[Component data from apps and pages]
_____
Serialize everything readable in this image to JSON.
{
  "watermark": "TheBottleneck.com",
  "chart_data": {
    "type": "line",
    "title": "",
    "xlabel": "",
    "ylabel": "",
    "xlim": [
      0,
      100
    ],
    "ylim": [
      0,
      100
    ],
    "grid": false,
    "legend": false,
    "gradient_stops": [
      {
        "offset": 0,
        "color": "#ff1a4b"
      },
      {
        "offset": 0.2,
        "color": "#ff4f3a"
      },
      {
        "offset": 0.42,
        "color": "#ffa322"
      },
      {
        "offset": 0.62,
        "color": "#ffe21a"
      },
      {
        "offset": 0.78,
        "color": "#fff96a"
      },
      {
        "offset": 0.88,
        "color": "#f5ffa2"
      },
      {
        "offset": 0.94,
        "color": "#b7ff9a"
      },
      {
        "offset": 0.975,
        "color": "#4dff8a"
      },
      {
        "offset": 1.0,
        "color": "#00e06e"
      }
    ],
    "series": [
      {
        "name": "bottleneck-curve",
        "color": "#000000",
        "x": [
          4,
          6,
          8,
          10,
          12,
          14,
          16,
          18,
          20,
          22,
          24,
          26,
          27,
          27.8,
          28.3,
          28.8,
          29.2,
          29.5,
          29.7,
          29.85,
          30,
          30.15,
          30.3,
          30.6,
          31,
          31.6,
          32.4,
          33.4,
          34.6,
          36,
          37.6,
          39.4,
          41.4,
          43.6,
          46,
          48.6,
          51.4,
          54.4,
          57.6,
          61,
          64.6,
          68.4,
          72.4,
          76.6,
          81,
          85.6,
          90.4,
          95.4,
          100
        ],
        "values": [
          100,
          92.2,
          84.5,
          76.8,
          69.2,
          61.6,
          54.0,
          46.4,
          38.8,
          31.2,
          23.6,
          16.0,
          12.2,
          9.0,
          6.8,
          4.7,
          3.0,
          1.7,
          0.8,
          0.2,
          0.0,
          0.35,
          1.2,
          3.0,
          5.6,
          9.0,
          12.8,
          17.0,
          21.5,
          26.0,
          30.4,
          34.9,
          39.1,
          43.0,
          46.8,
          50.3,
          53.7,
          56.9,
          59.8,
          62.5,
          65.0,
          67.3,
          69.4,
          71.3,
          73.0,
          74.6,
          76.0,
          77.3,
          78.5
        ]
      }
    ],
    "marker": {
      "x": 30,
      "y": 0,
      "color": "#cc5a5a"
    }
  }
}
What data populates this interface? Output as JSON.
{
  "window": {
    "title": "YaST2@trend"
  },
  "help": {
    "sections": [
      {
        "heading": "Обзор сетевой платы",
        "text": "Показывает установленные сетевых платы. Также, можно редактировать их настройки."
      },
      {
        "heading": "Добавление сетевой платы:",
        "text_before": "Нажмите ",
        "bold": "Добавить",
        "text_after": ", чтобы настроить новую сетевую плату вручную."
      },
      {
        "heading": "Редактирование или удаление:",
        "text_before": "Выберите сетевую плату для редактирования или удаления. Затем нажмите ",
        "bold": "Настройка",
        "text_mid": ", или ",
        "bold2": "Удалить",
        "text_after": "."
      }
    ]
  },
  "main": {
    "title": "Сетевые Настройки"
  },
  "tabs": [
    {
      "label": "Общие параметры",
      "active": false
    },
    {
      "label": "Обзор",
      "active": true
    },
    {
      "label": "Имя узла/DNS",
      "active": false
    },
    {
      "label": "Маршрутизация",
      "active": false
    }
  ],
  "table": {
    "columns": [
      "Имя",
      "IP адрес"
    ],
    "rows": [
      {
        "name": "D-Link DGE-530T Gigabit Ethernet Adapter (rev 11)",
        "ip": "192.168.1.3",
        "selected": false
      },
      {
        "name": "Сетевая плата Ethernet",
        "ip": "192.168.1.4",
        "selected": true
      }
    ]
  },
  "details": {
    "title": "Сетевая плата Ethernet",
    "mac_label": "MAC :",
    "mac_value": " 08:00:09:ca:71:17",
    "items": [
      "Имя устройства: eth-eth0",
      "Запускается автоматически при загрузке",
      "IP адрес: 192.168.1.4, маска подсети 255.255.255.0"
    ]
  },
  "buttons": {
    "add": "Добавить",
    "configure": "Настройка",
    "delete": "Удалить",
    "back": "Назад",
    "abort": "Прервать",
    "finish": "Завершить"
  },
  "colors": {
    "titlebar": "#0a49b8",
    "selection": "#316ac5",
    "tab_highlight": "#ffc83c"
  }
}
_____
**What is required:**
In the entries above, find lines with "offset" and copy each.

**Completed exercise:**
        "offset": 0,
        "offset": 0.2,
        "offset": 0.42,
        "offset": 0.62,
        "offset": 0.78,
        "offset": 0.88,
        "offset": 0.94,
        "offset": 0.975,
        "offset": 1.0,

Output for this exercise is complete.